AN anxious mum is desperately searching for other Wyre Forest families affected by the neurological disorder Tourette Syndrome, characterised by tics - repeated involuntary, rapid, sudden movements.

The condition causes considerable distress to the sufferers, who are often laughed at and labelled freaks by people who lack understanding.

Kidderminster mother-of-three, Sue Cichocki, whose 12-year-old son, Jax, was diagnosed a few months ago with Tourette's wants to set up a support group to help sufferers and their families.

"I really hope we can get a support group running because there is nothing round here - the nearest group is in Birmingham, but Jax's consultant said there are a few cases locally," she said.

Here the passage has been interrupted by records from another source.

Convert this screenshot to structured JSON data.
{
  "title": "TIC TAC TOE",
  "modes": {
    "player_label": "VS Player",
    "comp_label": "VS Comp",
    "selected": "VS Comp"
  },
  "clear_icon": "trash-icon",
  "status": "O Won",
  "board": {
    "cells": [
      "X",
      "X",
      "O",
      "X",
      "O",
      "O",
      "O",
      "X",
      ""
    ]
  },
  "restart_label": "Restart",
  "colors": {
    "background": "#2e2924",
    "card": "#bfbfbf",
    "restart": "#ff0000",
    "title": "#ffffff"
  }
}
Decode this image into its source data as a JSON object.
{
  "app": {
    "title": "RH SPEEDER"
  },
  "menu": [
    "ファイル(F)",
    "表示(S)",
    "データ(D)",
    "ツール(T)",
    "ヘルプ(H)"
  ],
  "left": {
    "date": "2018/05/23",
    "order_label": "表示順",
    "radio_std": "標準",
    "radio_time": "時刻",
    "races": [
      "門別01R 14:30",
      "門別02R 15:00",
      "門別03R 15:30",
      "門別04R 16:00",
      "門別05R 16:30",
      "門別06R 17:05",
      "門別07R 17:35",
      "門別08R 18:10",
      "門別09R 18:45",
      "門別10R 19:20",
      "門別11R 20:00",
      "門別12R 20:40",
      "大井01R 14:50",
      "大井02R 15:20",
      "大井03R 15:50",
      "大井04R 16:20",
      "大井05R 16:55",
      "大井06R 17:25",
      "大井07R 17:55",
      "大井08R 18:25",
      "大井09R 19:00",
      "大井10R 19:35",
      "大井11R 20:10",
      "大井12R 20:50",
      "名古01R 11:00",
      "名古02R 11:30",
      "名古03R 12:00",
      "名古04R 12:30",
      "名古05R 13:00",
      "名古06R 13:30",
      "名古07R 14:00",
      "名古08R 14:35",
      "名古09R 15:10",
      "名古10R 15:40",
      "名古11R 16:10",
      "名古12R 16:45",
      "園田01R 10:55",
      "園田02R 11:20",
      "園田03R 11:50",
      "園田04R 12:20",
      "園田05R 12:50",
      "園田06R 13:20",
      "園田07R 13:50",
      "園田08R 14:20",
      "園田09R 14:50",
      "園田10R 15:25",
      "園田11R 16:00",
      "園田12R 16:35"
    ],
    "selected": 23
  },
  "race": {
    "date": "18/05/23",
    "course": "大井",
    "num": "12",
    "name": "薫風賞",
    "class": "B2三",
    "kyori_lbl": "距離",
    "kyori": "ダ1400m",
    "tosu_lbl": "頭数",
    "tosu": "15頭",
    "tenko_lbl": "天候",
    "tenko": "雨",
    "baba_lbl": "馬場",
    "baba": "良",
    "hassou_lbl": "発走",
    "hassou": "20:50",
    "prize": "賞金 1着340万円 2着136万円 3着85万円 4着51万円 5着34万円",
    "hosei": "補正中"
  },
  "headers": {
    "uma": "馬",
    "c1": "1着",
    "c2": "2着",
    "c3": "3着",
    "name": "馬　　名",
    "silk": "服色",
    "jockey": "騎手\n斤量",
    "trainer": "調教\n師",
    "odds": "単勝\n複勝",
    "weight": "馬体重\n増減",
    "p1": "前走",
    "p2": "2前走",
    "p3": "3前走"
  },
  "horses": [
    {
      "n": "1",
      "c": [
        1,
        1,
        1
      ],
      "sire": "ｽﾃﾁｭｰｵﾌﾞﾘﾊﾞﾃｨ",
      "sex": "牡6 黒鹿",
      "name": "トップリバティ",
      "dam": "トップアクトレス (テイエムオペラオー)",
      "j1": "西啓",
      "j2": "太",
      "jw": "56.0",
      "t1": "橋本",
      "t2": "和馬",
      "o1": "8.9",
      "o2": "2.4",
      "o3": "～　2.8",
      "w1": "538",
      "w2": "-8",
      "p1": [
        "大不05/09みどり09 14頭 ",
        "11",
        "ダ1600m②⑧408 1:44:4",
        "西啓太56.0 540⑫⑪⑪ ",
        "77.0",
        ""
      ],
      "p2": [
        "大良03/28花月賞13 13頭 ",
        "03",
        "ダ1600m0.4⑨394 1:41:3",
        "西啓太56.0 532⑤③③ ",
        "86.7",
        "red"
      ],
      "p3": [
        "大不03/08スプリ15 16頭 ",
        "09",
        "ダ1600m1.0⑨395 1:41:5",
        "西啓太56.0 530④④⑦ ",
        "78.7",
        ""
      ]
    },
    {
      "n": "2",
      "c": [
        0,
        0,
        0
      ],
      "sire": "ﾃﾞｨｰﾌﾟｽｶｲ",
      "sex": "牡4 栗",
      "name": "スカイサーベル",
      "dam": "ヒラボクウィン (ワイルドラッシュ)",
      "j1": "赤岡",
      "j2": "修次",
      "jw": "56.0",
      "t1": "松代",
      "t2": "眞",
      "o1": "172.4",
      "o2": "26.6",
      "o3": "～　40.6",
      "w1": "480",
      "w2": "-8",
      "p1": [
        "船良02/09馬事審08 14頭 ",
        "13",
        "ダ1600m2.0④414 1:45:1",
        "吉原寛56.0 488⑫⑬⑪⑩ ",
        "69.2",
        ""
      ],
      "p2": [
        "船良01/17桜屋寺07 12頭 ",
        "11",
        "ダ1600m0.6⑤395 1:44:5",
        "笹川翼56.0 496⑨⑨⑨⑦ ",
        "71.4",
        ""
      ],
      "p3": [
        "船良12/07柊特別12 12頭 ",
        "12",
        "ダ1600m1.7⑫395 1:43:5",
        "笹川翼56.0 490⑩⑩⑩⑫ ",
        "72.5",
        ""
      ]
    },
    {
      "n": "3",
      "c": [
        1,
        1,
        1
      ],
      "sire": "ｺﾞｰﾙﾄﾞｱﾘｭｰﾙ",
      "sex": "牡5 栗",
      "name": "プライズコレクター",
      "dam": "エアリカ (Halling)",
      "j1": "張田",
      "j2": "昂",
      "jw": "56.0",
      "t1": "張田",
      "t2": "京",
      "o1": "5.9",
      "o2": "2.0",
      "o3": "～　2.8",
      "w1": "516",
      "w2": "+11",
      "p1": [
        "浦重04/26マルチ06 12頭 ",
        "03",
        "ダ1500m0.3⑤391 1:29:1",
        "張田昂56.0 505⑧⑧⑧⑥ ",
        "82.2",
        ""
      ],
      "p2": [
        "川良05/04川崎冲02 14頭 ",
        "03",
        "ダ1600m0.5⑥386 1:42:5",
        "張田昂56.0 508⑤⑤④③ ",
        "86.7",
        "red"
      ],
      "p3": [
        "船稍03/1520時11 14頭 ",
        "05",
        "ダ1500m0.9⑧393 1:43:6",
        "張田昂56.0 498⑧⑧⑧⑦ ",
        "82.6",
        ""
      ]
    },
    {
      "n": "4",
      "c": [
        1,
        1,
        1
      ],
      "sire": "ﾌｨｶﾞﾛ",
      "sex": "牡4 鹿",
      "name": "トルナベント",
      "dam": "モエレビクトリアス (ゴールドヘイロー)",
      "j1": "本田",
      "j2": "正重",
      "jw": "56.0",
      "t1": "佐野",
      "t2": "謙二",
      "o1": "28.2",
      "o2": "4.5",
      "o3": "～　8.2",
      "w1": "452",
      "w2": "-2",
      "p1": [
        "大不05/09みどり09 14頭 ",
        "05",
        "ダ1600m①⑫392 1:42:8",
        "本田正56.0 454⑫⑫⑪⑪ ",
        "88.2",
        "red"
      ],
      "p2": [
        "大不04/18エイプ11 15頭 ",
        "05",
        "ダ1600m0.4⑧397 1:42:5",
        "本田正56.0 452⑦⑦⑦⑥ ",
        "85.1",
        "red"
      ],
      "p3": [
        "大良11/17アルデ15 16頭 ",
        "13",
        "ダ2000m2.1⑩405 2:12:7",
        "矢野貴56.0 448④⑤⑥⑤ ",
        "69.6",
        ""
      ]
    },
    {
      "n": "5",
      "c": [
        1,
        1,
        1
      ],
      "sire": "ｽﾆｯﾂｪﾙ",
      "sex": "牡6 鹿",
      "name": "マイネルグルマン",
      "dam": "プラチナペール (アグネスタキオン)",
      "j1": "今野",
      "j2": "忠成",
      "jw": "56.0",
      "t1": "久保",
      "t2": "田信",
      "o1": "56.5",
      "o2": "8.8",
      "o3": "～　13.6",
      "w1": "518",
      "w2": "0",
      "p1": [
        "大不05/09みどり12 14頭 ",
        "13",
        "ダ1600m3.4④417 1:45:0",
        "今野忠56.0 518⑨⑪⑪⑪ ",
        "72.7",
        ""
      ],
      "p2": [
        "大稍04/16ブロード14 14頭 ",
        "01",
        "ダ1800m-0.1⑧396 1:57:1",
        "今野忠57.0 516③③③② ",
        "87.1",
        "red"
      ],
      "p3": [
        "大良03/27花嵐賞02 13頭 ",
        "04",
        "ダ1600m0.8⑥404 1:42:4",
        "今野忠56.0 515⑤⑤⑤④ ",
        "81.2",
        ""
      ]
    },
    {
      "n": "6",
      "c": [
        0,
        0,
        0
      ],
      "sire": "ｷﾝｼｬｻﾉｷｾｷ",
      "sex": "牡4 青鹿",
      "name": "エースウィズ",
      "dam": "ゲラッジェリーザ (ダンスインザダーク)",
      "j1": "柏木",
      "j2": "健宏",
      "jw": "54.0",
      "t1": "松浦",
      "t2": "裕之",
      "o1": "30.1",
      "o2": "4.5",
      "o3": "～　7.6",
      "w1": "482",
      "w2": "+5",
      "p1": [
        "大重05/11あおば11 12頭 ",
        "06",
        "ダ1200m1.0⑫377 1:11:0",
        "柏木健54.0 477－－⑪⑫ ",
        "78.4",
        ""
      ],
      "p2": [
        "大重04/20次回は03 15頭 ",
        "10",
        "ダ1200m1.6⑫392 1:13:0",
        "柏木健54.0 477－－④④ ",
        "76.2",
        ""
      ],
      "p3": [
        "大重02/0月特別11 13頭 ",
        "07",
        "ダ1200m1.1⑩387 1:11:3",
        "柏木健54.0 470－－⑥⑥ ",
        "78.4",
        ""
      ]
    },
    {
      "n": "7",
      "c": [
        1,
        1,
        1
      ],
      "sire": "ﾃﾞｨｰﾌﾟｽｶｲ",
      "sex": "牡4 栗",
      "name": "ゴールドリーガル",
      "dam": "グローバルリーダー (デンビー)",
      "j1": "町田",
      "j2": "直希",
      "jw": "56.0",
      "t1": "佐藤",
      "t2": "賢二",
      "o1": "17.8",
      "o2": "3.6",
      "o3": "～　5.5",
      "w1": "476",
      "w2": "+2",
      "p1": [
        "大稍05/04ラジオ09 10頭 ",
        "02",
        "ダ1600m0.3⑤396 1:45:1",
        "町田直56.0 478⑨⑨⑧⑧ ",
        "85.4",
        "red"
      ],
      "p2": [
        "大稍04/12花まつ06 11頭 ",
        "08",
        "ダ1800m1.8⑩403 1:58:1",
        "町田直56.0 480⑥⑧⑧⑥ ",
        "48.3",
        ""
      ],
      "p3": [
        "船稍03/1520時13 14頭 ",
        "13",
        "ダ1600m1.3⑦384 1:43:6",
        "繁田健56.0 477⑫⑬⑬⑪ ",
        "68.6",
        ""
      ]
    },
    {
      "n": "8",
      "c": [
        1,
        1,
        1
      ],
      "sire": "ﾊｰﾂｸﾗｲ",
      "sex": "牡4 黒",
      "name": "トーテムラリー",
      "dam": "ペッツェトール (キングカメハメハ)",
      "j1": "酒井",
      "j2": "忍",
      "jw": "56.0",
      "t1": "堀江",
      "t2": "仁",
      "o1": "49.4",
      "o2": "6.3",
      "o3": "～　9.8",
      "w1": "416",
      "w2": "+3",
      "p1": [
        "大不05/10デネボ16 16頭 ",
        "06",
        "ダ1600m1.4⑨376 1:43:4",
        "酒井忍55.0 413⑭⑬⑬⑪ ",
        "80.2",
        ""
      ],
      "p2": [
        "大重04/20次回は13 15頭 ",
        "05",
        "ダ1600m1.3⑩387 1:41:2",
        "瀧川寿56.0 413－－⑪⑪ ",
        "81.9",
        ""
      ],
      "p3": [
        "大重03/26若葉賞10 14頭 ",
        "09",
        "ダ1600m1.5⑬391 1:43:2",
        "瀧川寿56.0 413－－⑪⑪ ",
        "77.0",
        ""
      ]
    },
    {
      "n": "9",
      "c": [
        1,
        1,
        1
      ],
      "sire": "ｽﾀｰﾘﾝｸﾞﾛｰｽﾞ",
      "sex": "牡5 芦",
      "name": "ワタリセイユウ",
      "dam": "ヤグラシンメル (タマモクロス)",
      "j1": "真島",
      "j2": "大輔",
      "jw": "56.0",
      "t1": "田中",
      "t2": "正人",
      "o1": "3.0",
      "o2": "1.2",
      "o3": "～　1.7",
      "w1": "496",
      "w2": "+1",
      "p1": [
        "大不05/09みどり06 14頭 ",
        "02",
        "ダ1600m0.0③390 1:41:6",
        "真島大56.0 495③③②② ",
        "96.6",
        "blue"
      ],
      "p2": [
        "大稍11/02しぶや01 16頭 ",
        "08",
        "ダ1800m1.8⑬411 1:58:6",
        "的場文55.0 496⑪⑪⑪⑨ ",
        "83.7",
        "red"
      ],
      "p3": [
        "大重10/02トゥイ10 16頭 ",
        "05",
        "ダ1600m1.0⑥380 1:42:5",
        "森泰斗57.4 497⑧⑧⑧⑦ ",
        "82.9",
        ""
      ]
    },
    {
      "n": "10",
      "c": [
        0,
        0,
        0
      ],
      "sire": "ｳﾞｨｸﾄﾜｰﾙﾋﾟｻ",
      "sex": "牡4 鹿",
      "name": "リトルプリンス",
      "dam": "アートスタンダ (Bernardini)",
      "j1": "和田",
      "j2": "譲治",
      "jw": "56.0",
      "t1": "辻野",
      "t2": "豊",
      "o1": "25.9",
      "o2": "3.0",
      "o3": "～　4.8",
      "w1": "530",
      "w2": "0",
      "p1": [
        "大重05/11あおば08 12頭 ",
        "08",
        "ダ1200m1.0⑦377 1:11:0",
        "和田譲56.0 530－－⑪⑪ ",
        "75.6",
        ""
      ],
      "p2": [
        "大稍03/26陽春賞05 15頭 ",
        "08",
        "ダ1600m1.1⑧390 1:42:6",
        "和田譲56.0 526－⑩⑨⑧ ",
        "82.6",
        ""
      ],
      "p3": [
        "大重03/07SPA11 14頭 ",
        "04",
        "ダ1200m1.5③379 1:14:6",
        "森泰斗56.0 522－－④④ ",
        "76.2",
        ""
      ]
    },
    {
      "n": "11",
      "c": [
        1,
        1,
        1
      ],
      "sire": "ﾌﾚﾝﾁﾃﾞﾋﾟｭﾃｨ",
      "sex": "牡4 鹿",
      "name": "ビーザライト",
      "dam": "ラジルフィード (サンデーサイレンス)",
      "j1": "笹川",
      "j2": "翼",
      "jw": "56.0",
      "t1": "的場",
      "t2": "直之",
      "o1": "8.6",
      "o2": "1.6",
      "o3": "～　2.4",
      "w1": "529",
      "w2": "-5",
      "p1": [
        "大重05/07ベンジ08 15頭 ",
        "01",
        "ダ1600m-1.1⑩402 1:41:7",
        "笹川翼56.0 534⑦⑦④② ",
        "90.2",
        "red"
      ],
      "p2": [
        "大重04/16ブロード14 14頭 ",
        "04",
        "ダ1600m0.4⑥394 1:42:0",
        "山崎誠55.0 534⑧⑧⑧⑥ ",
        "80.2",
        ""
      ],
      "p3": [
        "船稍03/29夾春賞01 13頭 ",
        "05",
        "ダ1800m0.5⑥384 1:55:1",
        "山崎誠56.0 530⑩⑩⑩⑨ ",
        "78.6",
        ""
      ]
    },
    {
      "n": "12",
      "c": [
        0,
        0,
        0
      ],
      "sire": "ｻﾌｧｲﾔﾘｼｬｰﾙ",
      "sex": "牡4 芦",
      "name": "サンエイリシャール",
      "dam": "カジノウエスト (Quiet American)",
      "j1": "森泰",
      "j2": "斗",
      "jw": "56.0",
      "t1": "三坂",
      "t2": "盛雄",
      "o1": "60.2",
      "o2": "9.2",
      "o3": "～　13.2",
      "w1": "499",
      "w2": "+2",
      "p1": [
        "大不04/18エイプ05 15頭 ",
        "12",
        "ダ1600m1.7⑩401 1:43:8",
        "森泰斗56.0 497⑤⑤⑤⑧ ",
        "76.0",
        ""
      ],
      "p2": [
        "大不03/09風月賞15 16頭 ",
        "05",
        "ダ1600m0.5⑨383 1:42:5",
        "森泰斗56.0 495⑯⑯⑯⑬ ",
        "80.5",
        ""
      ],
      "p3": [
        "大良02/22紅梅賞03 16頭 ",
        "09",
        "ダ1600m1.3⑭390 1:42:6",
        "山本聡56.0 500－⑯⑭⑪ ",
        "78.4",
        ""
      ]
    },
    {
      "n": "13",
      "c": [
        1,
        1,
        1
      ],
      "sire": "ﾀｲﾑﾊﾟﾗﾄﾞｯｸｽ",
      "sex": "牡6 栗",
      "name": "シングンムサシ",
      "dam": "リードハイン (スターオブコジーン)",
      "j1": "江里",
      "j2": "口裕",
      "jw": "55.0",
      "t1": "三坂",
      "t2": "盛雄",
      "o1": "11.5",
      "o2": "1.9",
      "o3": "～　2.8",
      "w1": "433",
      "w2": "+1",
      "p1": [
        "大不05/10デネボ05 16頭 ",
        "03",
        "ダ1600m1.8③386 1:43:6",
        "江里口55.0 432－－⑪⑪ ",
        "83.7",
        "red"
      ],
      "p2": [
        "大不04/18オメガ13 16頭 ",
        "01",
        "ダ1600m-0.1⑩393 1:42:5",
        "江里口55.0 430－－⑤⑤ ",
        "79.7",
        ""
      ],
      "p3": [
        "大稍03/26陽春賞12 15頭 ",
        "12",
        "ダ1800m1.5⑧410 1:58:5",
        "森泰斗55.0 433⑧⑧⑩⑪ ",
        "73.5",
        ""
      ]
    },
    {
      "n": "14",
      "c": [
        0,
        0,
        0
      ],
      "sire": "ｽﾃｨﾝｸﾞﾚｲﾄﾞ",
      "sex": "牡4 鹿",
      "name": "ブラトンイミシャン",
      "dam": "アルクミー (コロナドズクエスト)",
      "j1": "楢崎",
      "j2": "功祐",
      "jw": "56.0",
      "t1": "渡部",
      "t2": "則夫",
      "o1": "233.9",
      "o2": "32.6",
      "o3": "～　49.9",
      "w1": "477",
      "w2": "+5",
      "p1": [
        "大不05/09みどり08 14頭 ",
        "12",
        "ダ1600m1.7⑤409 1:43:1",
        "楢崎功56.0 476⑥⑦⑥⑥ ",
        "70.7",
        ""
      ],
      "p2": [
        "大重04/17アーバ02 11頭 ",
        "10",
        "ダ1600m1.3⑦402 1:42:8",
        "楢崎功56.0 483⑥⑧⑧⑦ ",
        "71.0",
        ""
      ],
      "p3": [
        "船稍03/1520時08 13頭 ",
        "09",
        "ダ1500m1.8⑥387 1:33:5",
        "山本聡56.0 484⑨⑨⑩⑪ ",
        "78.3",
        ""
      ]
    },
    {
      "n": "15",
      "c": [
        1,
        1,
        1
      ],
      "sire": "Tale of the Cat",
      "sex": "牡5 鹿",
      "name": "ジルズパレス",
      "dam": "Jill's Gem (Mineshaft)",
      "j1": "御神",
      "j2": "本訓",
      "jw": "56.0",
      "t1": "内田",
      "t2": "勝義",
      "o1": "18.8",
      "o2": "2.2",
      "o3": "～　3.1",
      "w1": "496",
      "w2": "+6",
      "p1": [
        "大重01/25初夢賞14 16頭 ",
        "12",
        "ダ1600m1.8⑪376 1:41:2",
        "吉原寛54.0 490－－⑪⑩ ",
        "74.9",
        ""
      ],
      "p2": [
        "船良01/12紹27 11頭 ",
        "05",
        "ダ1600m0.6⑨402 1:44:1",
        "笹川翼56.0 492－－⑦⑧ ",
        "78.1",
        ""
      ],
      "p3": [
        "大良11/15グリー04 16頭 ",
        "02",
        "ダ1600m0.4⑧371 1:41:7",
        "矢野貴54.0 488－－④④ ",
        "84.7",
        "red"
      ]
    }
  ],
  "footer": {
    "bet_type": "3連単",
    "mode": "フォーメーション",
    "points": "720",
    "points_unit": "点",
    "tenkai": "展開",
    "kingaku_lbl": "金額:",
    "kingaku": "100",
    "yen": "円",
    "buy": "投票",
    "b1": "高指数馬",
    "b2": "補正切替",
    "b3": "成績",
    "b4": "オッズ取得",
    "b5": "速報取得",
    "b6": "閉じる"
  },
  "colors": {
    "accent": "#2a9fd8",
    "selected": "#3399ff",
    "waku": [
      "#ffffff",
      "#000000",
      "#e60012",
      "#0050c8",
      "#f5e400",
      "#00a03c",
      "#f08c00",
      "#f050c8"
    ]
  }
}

Mrs Cichocki believes it would help Jax to meet other sufferers and for him and the rest of the family to know they were not alone and to share and learn from other people's experiences.

"Jax has been bullied and called a freak. He understands that people are calling him names," she added.

People with Tourette's display involuntary behaviour that can be viewed as bizarre, disruptive and frightening and the symptoms can provoke ridicule.

Children like Jax also experience mood swings, have a short attention span and need special help at school.

Mrs Cichocki and her husband, Chris, of Westminster Road, who have an older son and daughter at university, are still trying to find out more about Tourette Syndrome themselves.

They were particularly distressed recently when they saw an adult sufferer being laughed at in a Kidderminster caf. "We thought it was disgusting and we want people to be more aware of the condition," said Mrs Cichocki, "We don't want our son to suffer like that."

The condition can be inherited, although not necessarily, and drugs can help lessen the symptoms. Sufferers can often learn to control the tics to some extent, although this might merely postpone more severe outbursts of symptoms.

Anyone affected by Tourette Syndrome can contact Mrs Cichocki on 01562 633060.